- [Action item]
How many lines in the records below contain the word "server"? Give only the number.

[Source records]
◇ ◇ ◇ ◇ ◇ ◇ ◇
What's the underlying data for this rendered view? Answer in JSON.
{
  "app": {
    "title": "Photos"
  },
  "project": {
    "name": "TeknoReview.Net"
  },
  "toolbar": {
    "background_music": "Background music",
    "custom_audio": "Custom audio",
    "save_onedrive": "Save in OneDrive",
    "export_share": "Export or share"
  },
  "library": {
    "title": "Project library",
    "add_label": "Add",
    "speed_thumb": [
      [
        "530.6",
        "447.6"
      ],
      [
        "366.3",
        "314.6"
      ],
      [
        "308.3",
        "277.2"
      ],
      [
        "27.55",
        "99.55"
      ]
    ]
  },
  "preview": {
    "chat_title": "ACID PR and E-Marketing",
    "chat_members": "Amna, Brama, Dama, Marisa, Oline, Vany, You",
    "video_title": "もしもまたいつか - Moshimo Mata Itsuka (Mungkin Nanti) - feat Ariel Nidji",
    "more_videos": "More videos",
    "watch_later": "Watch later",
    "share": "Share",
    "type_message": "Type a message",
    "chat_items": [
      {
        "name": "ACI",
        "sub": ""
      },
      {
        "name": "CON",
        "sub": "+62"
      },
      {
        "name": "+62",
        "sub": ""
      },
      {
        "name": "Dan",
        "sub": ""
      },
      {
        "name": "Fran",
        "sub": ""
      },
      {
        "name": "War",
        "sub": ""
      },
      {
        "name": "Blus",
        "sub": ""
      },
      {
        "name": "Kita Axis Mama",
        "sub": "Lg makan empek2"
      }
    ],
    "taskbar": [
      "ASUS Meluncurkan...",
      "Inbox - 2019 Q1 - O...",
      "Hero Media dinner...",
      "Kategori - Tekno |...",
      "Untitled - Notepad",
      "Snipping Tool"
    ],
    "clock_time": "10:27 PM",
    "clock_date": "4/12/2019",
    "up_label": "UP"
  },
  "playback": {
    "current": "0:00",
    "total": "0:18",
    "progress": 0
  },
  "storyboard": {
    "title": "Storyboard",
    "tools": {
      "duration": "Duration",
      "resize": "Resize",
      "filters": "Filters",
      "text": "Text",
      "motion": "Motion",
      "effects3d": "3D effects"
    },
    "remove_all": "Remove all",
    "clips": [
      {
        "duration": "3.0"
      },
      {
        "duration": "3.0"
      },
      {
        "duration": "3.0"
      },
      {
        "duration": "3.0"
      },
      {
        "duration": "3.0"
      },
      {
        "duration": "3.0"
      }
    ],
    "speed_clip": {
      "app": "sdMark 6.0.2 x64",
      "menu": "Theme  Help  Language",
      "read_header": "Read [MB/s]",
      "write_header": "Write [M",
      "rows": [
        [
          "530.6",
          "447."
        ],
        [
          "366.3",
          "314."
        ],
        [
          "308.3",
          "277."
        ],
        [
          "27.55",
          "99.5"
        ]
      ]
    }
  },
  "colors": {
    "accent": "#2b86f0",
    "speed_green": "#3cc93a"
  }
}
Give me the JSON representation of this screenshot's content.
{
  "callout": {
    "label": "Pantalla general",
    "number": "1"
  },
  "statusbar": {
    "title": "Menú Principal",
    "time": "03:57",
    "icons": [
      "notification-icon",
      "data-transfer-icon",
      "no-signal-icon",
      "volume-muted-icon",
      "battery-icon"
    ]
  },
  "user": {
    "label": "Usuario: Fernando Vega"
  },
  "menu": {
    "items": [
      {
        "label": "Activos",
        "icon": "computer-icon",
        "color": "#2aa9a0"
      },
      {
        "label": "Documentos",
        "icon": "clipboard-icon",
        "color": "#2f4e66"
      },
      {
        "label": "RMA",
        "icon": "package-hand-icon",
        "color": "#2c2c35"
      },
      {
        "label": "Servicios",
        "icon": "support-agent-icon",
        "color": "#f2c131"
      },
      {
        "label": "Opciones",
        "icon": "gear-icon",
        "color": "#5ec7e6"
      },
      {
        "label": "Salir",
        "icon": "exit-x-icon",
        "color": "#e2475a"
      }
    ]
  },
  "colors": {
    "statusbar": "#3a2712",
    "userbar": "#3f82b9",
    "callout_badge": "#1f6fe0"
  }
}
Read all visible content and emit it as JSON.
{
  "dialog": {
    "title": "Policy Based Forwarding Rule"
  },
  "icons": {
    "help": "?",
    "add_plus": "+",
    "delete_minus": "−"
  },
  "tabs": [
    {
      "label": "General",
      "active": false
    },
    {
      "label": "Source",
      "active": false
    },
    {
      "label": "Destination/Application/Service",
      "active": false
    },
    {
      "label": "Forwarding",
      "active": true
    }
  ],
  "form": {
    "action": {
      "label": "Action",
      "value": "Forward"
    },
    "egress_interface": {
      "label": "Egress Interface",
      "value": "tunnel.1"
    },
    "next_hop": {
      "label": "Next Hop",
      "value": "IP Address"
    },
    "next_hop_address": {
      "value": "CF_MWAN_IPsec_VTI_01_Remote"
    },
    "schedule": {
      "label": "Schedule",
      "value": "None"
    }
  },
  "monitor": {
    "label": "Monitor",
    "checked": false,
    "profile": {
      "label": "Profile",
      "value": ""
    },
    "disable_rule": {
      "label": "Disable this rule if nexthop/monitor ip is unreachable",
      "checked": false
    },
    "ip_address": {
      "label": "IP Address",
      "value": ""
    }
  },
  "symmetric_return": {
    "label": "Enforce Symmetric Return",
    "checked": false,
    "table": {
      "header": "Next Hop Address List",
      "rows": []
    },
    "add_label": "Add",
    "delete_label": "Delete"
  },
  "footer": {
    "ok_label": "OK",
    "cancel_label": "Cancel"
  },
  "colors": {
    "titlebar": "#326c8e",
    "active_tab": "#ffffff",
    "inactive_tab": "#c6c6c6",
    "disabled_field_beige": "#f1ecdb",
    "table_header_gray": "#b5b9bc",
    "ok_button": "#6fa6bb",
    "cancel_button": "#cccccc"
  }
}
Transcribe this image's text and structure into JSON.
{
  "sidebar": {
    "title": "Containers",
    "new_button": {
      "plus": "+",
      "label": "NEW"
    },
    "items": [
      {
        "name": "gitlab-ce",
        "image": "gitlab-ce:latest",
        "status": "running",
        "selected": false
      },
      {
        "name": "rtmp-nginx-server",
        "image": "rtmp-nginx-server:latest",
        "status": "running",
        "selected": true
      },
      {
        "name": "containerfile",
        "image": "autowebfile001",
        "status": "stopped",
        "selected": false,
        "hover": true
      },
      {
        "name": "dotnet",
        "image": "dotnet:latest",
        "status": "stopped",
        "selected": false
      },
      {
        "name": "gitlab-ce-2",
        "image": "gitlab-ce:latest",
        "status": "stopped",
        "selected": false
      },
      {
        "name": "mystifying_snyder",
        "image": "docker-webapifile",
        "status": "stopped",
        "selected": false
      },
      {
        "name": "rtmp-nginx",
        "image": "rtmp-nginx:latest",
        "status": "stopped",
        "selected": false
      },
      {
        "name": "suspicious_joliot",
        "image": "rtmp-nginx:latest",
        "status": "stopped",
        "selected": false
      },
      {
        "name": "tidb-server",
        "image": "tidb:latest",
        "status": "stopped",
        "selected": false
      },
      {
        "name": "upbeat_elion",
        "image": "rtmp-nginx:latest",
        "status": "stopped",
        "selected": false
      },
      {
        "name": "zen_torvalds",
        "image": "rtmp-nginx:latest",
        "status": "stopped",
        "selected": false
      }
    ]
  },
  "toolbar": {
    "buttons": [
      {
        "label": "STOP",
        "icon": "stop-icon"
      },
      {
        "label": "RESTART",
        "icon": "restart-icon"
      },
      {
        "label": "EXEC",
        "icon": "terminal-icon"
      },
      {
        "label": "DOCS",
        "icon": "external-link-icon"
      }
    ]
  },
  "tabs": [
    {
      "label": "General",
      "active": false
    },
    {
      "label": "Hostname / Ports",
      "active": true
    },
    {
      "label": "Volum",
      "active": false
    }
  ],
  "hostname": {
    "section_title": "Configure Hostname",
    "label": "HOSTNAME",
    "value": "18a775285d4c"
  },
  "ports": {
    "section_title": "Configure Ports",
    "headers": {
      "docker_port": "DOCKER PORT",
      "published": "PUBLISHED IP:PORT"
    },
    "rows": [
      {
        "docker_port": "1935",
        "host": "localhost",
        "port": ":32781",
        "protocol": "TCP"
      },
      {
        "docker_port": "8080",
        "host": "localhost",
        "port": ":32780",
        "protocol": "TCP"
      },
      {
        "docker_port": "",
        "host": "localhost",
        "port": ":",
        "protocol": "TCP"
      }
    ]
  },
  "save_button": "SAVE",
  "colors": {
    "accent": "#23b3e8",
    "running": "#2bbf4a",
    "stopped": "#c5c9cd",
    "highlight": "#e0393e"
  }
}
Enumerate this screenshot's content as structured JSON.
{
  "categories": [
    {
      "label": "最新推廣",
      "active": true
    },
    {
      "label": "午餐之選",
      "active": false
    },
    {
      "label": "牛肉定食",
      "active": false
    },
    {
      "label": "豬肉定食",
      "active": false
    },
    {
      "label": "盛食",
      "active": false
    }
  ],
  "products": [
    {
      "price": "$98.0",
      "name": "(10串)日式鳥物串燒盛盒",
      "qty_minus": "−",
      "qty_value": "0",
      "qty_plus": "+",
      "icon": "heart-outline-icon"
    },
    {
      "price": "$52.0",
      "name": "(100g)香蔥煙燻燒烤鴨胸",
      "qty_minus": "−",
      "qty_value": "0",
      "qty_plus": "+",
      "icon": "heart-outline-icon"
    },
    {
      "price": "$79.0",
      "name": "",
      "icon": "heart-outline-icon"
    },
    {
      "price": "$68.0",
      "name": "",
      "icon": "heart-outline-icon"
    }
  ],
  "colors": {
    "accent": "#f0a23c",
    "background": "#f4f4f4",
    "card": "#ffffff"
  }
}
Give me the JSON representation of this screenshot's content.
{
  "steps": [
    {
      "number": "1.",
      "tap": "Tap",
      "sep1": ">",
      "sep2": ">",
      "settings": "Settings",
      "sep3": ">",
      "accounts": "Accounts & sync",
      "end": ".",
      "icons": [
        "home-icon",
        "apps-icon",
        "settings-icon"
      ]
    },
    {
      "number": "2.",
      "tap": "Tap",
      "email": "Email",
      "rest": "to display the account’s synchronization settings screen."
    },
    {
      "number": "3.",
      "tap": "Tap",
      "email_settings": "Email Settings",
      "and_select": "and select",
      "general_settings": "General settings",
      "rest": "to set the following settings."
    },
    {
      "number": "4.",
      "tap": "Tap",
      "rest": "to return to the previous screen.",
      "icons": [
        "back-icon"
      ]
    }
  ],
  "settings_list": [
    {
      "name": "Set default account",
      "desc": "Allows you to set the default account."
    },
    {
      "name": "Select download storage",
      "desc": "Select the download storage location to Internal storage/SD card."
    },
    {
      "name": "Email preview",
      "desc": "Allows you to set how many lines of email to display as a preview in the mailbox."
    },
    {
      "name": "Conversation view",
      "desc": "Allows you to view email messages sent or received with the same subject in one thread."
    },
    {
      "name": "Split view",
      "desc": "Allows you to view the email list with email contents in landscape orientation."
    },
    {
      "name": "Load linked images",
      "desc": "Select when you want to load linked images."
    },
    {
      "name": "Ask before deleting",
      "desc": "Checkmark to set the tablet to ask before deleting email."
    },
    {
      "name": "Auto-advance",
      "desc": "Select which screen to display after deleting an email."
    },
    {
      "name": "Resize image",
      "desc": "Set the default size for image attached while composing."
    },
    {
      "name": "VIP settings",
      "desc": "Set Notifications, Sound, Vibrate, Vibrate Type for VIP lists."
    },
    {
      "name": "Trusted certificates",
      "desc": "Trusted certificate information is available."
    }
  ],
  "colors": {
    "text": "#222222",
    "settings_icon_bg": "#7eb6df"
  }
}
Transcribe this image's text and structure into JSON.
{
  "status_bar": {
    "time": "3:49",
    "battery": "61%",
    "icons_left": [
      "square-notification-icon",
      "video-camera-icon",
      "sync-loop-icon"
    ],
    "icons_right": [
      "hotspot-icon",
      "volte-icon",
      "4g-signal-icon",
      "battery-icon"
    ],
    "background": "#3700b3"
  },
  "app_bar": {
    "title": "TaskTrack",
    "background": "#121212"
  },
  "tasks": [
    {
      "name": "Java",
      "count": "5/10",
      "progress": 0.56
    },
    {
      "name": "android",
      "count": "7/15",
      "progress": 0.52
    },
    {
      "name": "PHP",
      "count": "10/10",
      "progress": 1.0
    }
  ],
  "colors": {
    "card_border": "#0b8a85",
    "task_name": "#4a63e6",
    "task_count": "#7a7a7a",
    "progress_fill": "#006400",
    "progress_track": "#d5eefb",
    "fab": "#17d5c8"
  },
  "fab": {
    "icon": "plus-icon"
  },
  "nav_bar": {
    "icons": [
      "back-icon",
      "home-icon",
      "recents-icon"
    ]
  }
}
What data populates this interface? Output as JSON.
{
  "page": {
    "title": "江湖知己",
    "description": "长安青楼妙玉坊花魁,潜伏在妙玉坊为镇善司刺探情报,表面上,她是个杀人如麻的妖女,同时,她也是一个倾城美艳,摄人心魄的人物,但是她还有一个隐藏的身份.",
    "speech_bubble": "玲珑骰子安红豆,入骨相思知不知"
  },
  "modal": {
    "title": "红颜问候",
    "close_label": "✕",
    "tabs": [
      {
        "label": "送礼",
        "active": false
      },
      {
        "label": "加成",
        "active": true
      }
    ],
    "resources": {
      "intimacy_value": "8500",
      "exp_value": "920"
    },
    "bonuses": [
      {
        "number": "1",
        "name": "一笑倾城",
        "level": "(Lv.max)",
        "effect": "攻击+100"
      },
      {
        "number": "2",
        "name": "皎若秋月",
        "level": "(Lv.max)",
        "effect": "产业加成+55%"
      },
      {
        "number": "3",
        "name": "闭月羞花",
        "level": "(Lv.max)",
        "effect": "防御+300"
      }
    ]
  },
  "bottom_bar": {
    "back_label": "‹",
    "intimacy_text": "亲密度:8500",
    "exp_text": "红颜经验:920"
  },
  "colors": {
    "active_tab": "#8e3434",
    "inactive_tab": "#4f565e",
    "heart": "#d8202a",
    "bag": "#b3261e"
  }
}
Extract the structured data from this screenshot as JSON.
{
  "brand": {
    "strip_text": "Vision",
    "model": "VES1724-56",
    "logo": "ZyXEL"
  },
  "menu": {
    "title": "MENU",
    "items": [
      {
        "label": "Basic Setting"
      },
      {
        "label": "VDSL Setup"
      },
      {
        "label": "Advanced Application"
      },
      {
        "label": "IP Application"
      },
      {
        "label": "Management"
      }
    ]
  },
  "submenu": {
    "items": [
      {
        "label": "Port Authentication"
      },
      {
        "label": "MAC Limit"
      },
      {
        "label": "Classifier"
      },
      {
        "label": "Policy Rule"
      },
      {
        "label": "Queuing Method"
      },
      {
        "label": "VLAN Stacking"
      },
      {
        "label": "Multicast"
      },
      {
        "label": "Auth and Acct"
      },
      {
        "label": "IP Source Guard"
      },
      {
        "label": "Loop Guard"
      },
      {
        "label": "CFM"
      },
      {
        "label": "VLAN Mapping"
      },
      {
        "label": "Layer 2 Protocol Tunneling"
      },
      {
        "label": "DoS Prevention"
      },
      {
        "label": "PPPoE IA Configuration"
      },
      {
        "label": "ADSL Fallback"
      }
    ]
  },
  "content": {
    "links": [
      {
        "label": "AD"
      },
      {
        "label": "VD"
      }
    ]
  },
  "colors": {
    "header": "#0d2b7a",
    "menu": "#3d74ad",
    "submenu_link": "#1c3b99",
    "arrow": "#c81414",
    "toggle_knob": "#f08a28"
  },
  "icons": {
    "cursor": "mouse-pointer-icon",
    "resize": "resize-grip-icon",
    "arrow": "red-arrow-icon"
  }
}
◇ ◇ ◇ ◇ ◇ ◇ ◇
- [Written solution]
3